Whey protein powder is probably the first can of protein that most fitness enthusiasts purchase, and it marks the start of a strong relationship that continues to grow. Weightlifting and whey protein go hand in hand. One without the other is difficult to imagine. It might not be easy to choose the best and buy whey protein because there are so many various supplement brands and types available. If you adhere to the below recommendations, choosing the best whey protein supplement will be a breeze.
To make the best choice, first know the various types of whey protein.
Whey protein concentrate
Whey Protein Concentrate, Base Whey contains less fat and sugar (more than other forms of whey). Whey protein concentrate has a weight-based protein concentration of 30–80%. Other protein subfractions are included in whey protein concentrates for added health benefits. Most whey protein concentrates have 80% protein. As a result, 100g of whey concentrate includes 82g of protein, roughly 9g of carbohydrates (nearly half of which are lactose), and 6g of fat.
Whey protein isolate
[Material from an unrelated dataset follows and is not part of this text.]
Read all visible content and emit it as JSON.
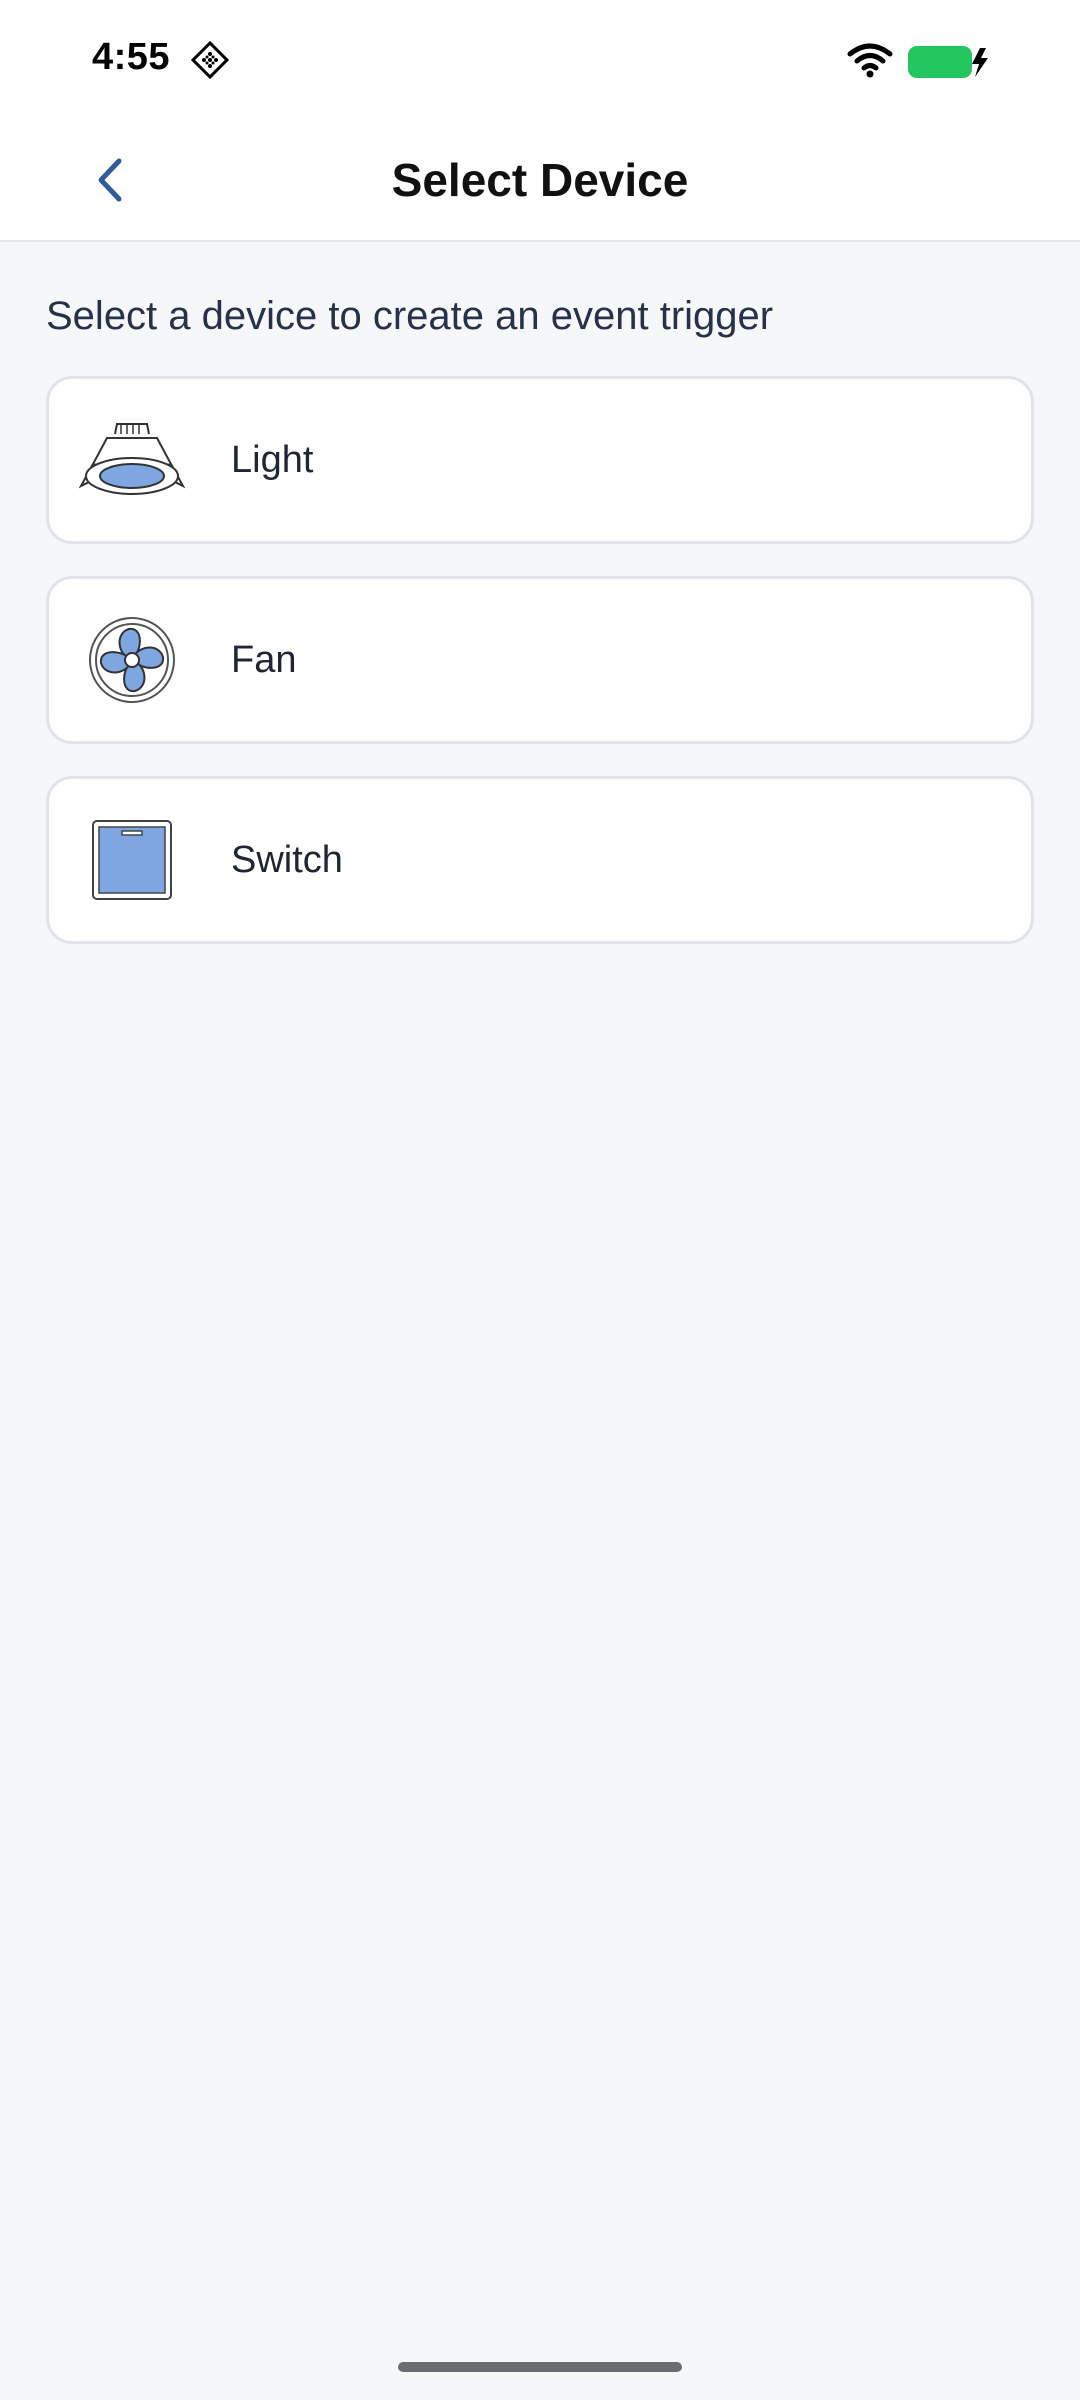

The purest protein currently available is whey protein isolate. Whey Protein Isolate is nearly pure, contains over 90% protein by weight, and is devoid of lactose, carbs, fat, and cholesterol. It also includes a high concentration of branched-chain amino acids. Usually, 100g of whey protein isolate delivers 92g of protein in fewer calories and is almost entirely fat- and cholesterol-free.
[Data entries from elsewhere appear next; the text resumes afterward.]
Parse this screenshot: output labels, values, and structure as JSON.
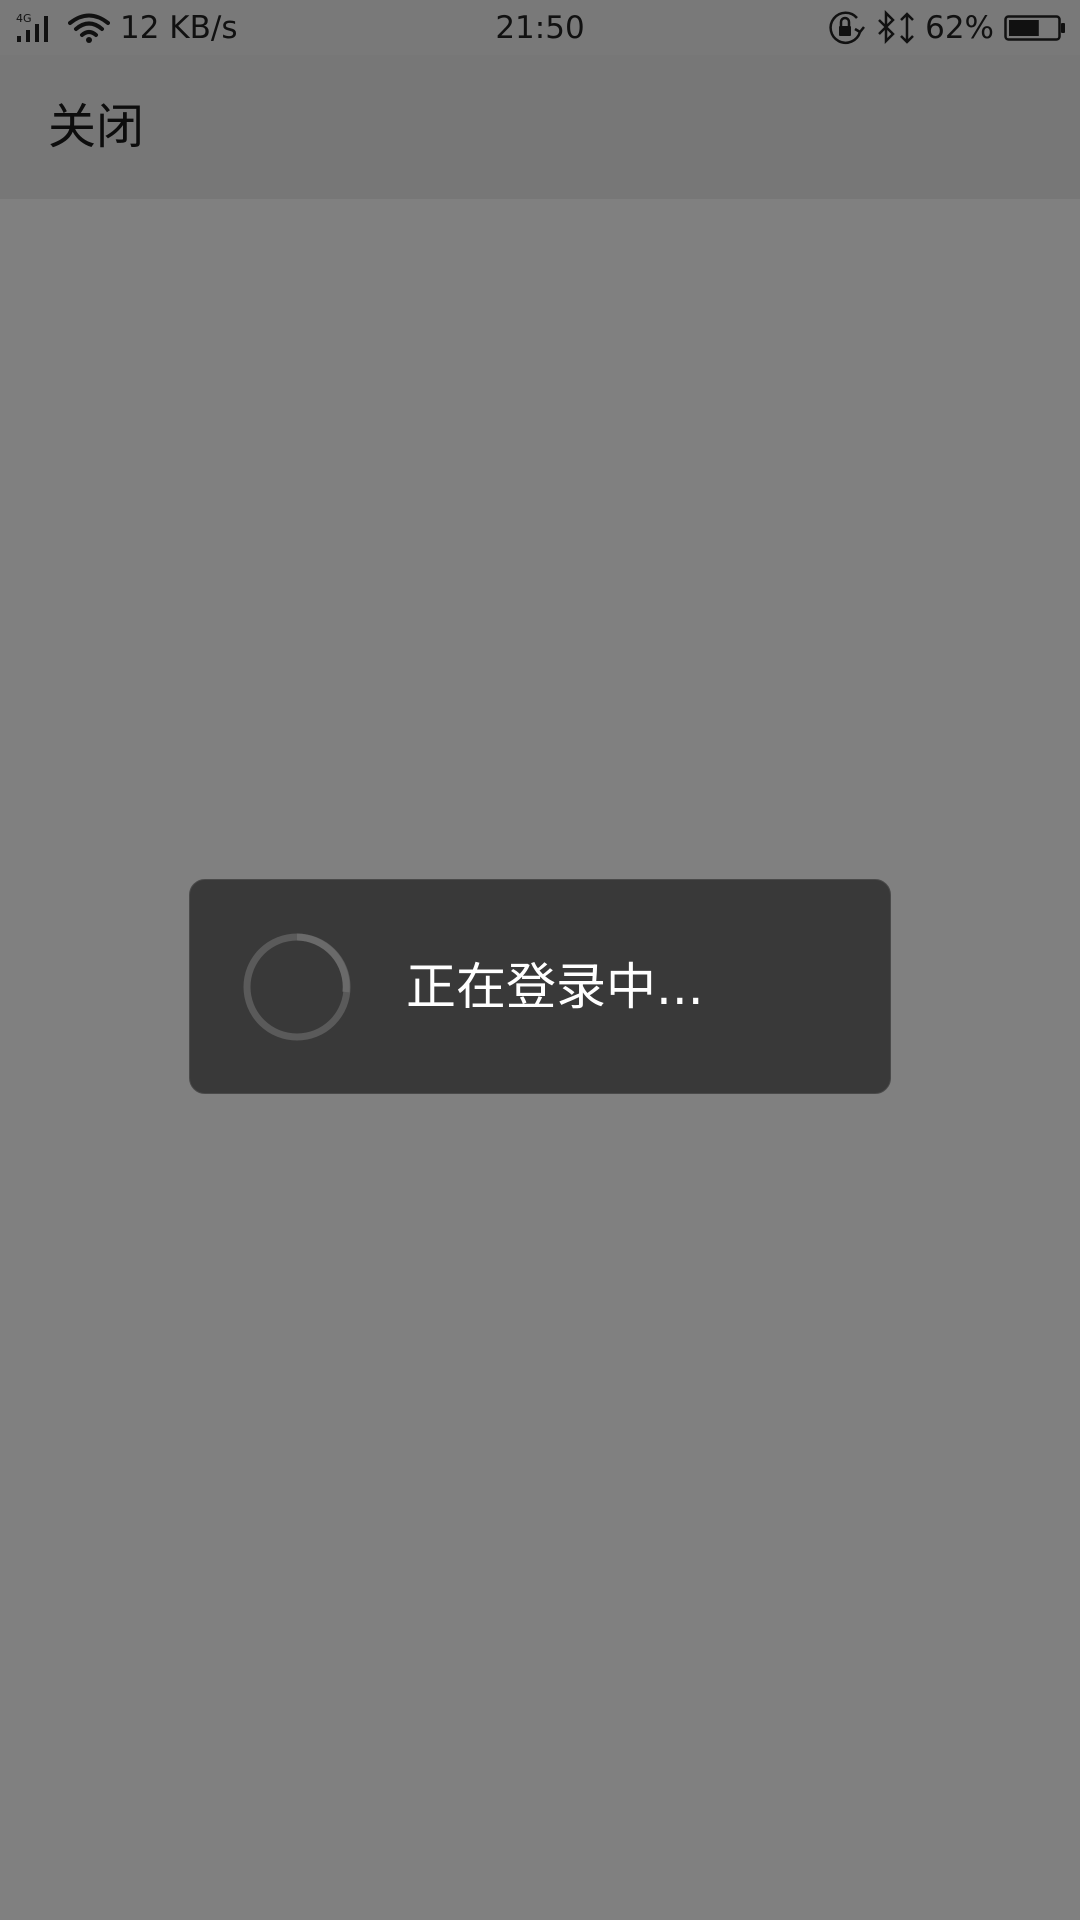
{
  "status_bar": {
    "network": "4G",
    "net_speed": "12 KB/s",
    "time": "21:50",
    "battery_percent": "62%",
    "battery_level": 0.62,
    "icons": [
      "signal-icon",
      "wifi-icon",
      "rotation-lock-icon",
      "bluetooth-icon",
      "battery-icon"
    ]
  },
  "app_bar": {
    "close_label": "关闭"
  },
  "dialog": {
    "message": "正在登录中..."
  },
  "colors": {
    "overlay": "#808080",
    "dialog_bg": "#393939",
    "dialog_text": "#ffffff"
  }
}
Whey protein hydrolyzate
The fastest-digesting protein is whey hydrolysate. The protein in hydrolysates has partially been broken down by exposure to heat, acid, or enzymes. When ingested fast, this balances the taste of the protein, which becomes slightly bitter.
Once you understand the three types of whey now, follow these tips.
Check the protein percentage.
Different protein brands come in a range of protein content, with some reaching as high as 90% and others as low as 55%. Buy whey protein with at least 80% protein. Unless you want some form of mass gainer or carb and protein combo, anything less than that is not a very good purchase.
Go for the scoop size
Most people evaluate protein powders based on how much protein is in each scoop. The size of the scoop should also be considered before assessing the quantity of protein in a scoop, even though many individuals pick brands that give more protein per scoop. It is generally preferable to calculate the amount of protein in 100 grams of powder than per scoop.
Source of protein
Look for companies that exclusively sell proteins made from milk. It’s all about whey protein, so stick to products whose labels list whey protein isolate, whey protein concentrate, or whey protein blend as an ingredient. Check the list of substances you use as a bulking agent to ensure soy protein is not included.
Beware of peaks in amino acid levels
Many whey protein manufacturers are adding cheap amino acids like glycine, alanine, and taurine to help fulfil the requirements of protein percentage labels in lab reports as dairy prices continue to grow and stay competitively priced. Don’t buy whey protein if it contains words like “amino acid blend” or “amino matrix.” This implies that amino acids are only included in protein powders for their nitrogen concentration.